Then, in September 2017, the European Commission started to implement new emissions testing procedures that combined improved laboratory tests and new emissions testing procedures based on real driving situations.

Thanks to the Real-Driving Emission (RDE) test and the Worldwide Light vehicle Test Procedure (WLTP), car buyers can check emissions levels of nitrogen oxides (NOx) and particulates for new vehicles on the market. In addition, from September 2019, car manufacturers are required to publish emissions testing results of all new cars certified as ‘Euro 6d-temp’, in conditions equivalent to driving in the real world as well as in the laboratory.

Some independent organisations are also making information available based on their own, similar test procedures. The German equivalent of the UK’s AA (Automobile Association), the ADAC, found that while the NOx emissions limits set out in the latest European legislation (Euro 6 standard) are not yet fuel-neutral and are higher for diesel than for petrol (80 mg/km as opposed to 60 mg/km), most diesel cars tested on the road are nevertheless well below the lower limit for petrol, as evidenced by the data outlined below:

Car emissions measured on the road | Source: ADAC
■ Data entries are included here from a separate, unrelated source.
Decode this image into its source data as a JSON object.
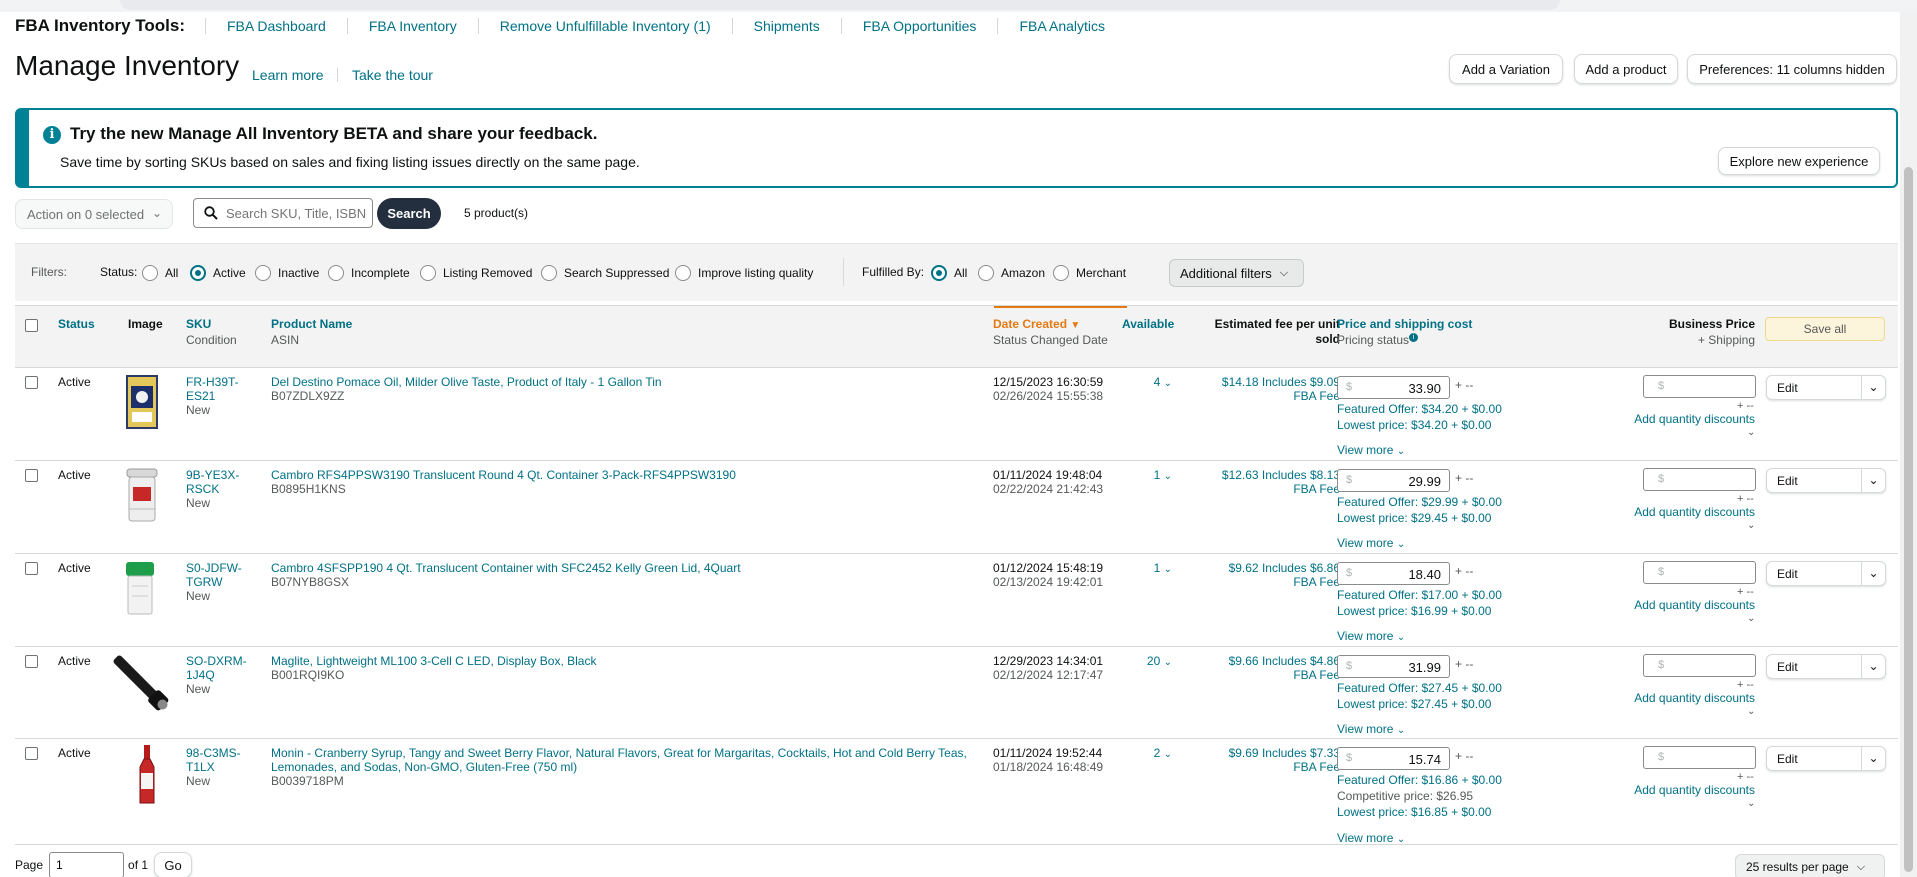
{
  "tools_nav": {
    "title": "FBA Inventory Tools:",
    "items": [
      "FBA Dashboard",
      "FBA Inventory",
      "Remove Unfulfillable Inventory (1)",
      "Shipments",
      "FBA Opportunities",
      "FBA Analytics"
    ]
  },
  "header": {
    "title": "Manage Inventory",
    "learn_more": "Learn more",
    "take_tour": "Take the tour",
    "buttons": {
      "add_variation": "Add a Variation",
      "add_product": "Add a product",
      "preferences": "Preferences: 11 columns hidden"
    }
  },
  "banner": {
    "icon": "info-icon",
    "title": "Try the new Manage All Inventory BETA and share your feedback.",
    "subtitle": "Save time by sorting SKUs based on sales and fixing listing issues directly on the same page.",
    "button": "Explore new experience"
  },
  "toolbar": {
    "action": "Action on 0 selected",
    "search_placeholder": "Search SKU, Title, ISBN,",
    "search_button": "Search",
    "count": "5 product(s)"
  },
  "filters": {
    "label": "Filters:",
    "status_label": "Status:",
    "status_options": [
      "All",
      "Active",
      "Inactive",
      "Incomplete",
      "Listing Removed",
      "Search Suppressed",
      "Improve listing quality"
    ],
    "status_selected": "Active",
    "fulfilled_label": "Fulfilled By:",
    "fulfilled_options": [
      "All",
      "Amazon",
      "Merchant"
    ],
    "fulfilled_selected": "All",
    "additional": "Additional filters"
  },
  "table": {
    "headers": {
      "status": "Status",
      "image": "Image",
      "sku": "SKU",
      "sku_sub": "Condition",
      "product": "Product Name",
      "product_sub": "ASIN",
      "date": "Date Created",
      "date_sub": "Status Changed Date",
      "available": "Available",
      "fee": "Estimated fee per unit sold",
      "price": "Price and shipping cost",
      "price_sub": "Pricing status",
      "business": "Business Price",
      "business_sub": "+ Shipping",
      "save_all": "Save all"
    },
    "rows": [
      {
        "status": "Active",
        "image_icon": "olive-oil-tin-image",
        "sku": "FR-H39T-ES21",
        "condition": "New",
        "name": "Del Destino Pomace Oil, Milder Olive Taste, Product of Italy - 1 Gallon Tin",
        "asin": "B07ZDLX9ZZ",
        "created": "12/15/2023 16:30:59",
        "changed": "02/26/2024 15:55:38",
        "available": "4",
        "fee": "$14.18 Includes $9.09 FBA Fee",
        "price": "33.90",
        "ship": "+ --",
        "featured": "Featured Offer: $34.20 + $0.00",
        "competitive": "",
        "lowest": "Lowest price: $34.20 + $0.00",
        "view_more": "View more",
        "biz_ship": "+ --",
        "qty_disc": "Add quantity discounts",
        "edit": "Edit"
      },
      {
        "status": "Active",
        "image_icon": "container-pack-image",
        "sku": "9B-YE3X-RSCK",
        "condition": "New",
        "name": "Cambro RFS4PPSW3190 Translucent Round 4 Qt. Container 3-Pack-RFS4PPSW3190",
        "asin": "B0895H1KNS",
        "created": "01/11/2024 19:48:04",
        "changed": "02/22/2024 21:42:43",
        "available": "1",
        "fee": "$12.63 Includes $8.13 FBA Fee",
        "price": "29.99",
        "ship": "+ --",
        "featured": "Featured Offer: $29.99 + $0.00",
        "competitive": "",
        "lowest": "Lowest price: $29.45 + $0.00",
        "view_more": "View more",
        "biz_ship": "+ --",
        "qty_disc": "Add quantity discounts",
        "edit": "Edit"
      },
      {
        "status": "Active",
        "image_icon": "green-lid-container-image",
        "sku": "S0-JDFW-TGRW",
        "condition": "New",
        "name": "Cambro 4SFSPP190 4 Qt. Translucent Container with SFC2452 Kelly Green Lid, 4Quart",
        "asin": "B07NYB8GSX",
        "created": "01/12/2024 15:48:19",
        "changed": "02/13/2024 19:42:01",
        "available": "1",
        "fee": "$9.62 Includes $6.86 FBA Fee",
        "price": "18.40",
        "ship": "+ --",
        "featured": "Featured Offer: $17.00 + $0.00",
        "competitive": "",
        "lowest": "Lowest price: $16.99 + $0.00",
        "view_more": "View more",
        "biz_ship": "+ --",
        "qty_disc": "Add quantity discounts",
        "edit": "Edit"
      },
      {
        "status": "Active",
        "image_icon": "flashlight-image",
        "sku": "SO-DXRM-1J4Q",
        "condition": "New",
        "name": "Maglite, Lightweight ML100 3-Cell C LED, Display Box, Black",
        "asin": "B001RQI9KO",
        "created": "12/29/2023 14:34:01",
        "changed": "02/12/2024 12:17:47",
        "available": "20",
        "fee": "$9.66 Includes $4.86 FBA Fee",
        "price": "31.99",
        "ship": "+ --",
        "featured": "Featured Offer: $27.45 + $0.00",
        "competitive": "",
        "lowest": "Lowest price: $27.45 + $0.00",
        "view_more": "View more",
        "biz_ship": "+ --",
        "qty_disc": "Add quantity discounts",
        "edit": "Edit"
      },
      {
        "status": "Active",
        "image_icon": "syrup-bottle-image",
        "sku": "98-C3MS-T1LX",
        "condition": "New",
        "name": "Monin - Cranberry Syrup, Tangy and Sweet Berry Flavor, Natural Flavors, Great for Margaritas, Cocktails, Hot and Cold Berry Teas, Lemonades, and Sodas, Non-GMO, Gluten-Free (750 ml)",
        "asin": "B0039718PM",
        "created": "01/11/2024 19:52:44",
        "changed": "01/18/2024 16:48:49",
        "available": "2",
        "fee": "$9.69 Includes $7.33 FBA Fee",
        "price": "15.74",
        "ship": "+ --",
        "featured": "Featured Offer: $16.86 + $0.00",
        "competitive": "Competitive price: $26.95",
        "lowest": "Lowest price: $16.85 + $0.00",
        "view_more": "View more",
        "biz_ship": "+ --",
        "qty_disc": "Add quantity discounts",
        "edit": "Edit"
      }
    ],
    "currency_symbol": "$"
  },
  "pager": {
    "page_label": "Page",
    "page_value": "1",
    "of_label": "of 1",
    "go": "Go",
    "per_page": "25 results per page"
  },
  "colors": {
    "accent": "#007185",
    "banner_border": "#008296",
    "sort_active": "#e47911",
    "search_button": "#232f3e"
  }
}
A number of these tests were done at low temperatures (between 0 and 8°C), a range at which some cars have previously not met the limits. The fact that these modern diesel cars were able to comfortably achieve very low levels of NOx in a variety of conditions also highlights the improvements that have been made, even since the introduction of the first Euro 6 cars in 2016.

With modern diesel and petrol cars now performing similarly, as regulations intended, consumers can compare vehicles based on their needs, rather than on the level of emissions these cars generate.

There has been growing concern regarding the increase in overall CO2 emissions from cars, partly due to the increase in sales of heavier SUVs (sport utility vehicles), but also due to the decline in sales of diesel cars, which emit less CO2.

Whenever it makes economic and practical sense to the buyer, and if there is little or no difference in pollutant emissions (information should be available in vehicle brochures from your dealer or online), choosing a new diesel car will help bring down CO2 emissions levels in comparison with a petrol car’s performance – a ‘win-win’ for buyers and the climate.

©️ Delphi Technologies